#### [YOUR OBJECTIVE]
The reply has to be a number alone, equal to how many lines in the entries below hold the string "name".

---

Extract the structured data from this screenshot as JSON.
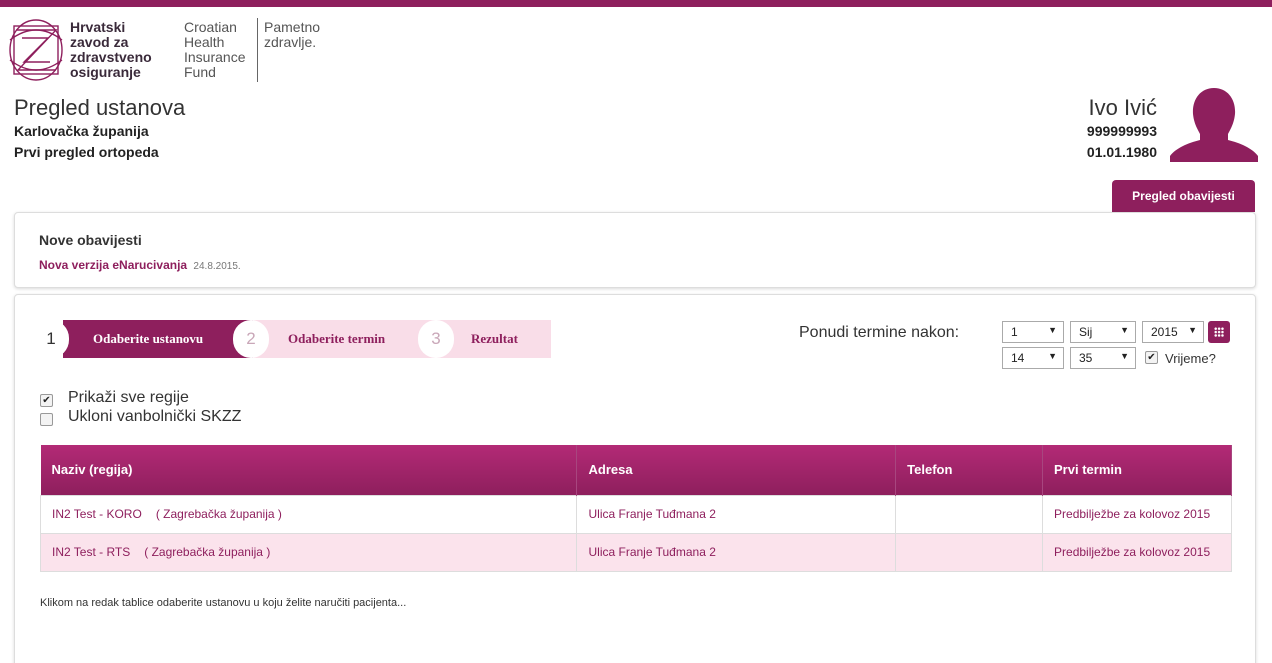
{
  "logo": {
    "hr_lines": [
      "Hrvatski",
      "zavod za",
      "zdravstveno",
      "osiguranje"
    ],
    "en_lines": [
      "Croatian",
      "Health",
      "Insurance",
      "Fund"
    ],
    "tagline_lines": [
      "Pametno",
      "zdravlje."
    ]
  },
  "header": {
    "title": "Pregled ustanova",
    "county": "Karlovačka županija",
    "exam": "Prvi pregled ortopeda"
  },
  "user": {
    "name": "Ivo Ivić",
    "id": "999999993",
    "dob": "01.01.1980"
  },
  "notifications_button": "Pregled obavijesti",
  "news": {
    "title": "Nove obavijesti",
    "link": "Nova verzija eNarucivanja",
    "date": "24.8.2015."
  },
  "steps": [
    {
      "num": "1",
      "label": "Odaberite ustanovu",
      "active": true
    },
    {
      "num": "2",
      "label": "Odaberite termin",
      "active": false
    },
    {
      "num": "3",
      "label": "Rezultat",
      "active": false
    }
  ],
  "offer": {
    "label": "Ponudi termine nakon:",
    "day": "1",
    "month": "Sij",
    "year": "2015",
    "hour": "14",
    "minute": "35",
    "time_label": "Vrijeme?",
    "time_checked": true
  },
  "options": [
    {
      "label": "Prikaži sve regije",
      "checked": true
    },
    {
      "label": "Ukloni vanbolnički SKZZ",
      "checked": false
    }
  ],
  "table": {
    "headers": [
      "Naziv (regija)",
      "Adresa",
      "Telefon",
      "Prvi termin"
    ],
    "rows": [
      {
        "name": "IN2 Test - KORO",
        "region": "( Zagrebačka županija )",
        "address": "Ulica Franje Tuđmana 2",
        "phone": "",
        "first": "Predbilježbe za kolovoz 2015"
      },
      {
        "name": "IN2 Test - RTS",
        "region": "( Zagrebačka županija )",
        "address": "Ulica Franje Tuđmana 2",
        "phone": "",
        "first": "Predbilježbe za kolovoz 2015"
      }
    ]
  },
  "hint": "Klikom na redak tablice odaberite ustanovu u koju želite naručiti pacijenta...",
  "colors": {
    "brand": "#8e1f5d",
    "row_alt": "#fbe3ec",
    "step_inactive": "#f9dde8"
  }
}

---

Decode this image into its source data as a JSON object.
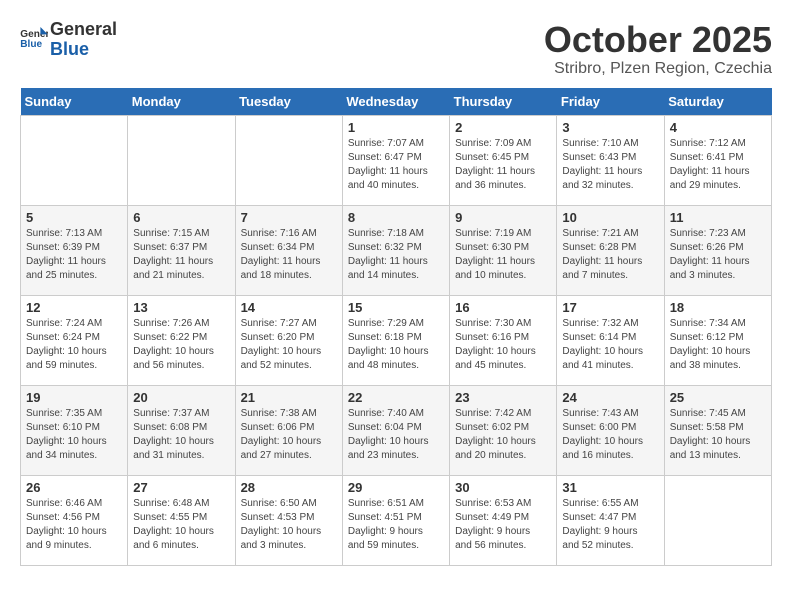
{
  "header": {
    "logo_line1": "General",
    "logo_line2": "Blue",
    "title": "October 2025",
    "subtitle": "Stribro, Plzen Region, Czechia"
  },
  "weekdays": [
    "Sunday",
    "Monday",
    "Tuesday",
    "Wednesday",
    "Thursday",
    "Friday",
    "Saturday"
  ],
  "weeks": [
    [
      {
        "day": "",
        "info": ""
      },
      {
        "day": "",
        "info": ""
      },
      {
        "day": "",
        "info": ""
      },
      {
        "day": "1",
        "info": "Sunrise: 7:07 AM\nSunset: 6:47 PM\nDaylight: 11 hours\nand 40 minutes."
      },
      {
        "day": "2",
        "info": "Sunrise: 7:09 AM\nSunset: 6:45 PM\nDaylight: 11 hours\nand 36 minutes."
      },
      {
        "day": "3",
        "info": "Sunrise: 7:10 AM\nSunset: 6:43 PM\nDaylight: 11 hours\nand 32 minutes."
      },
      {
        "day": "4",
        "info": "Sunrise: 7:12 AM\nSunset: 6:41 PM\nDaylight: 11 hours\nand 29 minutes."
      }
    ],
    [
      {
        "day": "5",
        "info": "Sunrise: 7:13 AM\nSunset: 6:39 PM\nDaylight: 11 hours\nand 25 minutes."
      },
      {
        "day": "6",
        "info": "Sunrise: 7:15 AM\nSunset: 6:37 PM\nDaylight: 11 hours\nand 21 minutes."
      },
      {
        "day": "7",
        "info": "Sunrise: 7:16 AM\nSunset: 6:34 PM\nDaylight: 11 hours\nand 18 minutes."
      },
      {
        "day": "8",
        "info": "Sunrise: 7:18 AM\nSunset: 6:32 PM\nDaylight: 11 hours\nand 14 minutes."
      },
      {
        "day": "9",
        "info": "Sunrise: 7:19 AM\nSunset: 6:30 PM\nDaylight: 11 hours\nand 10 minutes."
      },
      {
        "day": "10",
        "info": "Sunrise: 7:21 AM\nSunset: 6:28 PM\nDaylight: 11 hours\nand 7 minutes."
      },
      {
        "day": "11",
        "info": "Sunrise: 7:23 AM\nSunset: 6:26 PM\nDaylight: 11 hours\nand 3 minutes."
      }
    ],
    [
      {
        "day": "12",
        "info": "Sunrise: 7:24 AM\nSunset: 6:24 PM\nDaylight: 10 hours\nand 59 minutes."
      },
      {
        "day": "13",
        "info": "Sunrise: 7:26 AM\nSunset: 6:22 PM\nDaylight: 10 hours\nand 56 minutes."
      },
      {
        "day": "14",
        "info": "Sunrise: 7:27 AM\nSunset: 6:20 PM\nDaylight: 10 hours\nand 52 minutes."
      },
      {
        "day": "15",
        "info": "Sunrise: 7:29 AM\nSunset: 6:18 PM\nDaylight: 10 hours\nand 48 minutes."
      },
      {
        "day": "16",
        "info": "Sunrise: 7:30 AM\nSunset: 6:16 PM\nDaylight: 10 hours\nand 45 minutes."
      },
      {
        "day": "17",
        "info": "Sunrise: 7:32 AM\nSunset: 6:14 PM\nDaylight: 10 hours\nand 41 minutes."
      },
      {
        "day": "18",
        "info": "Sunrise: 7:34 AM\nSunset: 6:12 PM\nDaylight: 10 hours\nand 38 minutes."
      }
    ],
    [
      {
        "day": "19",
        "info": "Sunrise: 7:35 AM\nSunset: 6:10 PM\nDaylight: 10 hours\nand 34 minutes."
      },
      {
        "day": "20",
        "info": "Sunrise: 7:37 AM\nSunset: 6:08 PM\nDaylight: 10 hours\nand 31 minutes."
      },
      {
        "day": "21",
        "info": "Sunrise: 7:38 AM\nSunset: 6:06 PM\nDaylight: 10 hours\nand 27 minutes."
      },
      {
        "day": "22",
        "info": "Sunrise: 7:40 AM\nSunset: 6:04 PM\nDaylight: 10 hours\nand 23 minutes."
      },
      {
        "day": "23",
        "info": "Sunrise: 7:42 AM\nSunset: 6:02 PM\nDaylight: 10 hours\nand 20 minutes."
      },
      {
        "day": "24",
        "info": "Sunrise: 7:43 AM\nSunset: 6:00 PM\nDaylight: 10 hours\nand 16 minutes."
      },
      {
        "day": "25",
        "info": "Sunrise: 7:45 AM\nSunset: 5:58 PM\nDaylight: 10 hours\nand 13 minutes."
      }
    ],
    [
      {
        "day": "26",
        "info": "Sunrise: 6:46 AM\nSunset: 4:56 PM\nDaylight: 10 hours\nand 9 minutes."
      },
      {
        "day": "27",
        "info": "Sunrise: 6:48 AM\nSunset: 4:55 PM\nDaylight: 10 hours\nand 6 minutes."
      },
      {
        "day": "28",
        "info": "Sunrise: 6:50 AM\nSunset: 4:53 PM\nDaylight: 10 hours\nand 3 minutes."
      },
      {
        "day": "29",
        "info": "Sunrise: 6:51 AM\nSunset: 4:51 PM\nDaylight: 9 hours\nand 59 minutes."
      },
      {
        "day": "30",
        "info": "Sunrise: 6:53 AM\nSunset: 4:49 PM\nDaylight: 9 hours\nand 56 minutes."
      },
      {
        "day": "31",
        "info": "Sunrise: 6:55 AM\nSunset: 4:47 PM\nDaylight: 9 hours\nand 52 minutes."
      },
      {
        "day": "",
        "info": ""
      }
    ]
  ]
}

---

#### [SOLUTION FOR THIS TASK]
3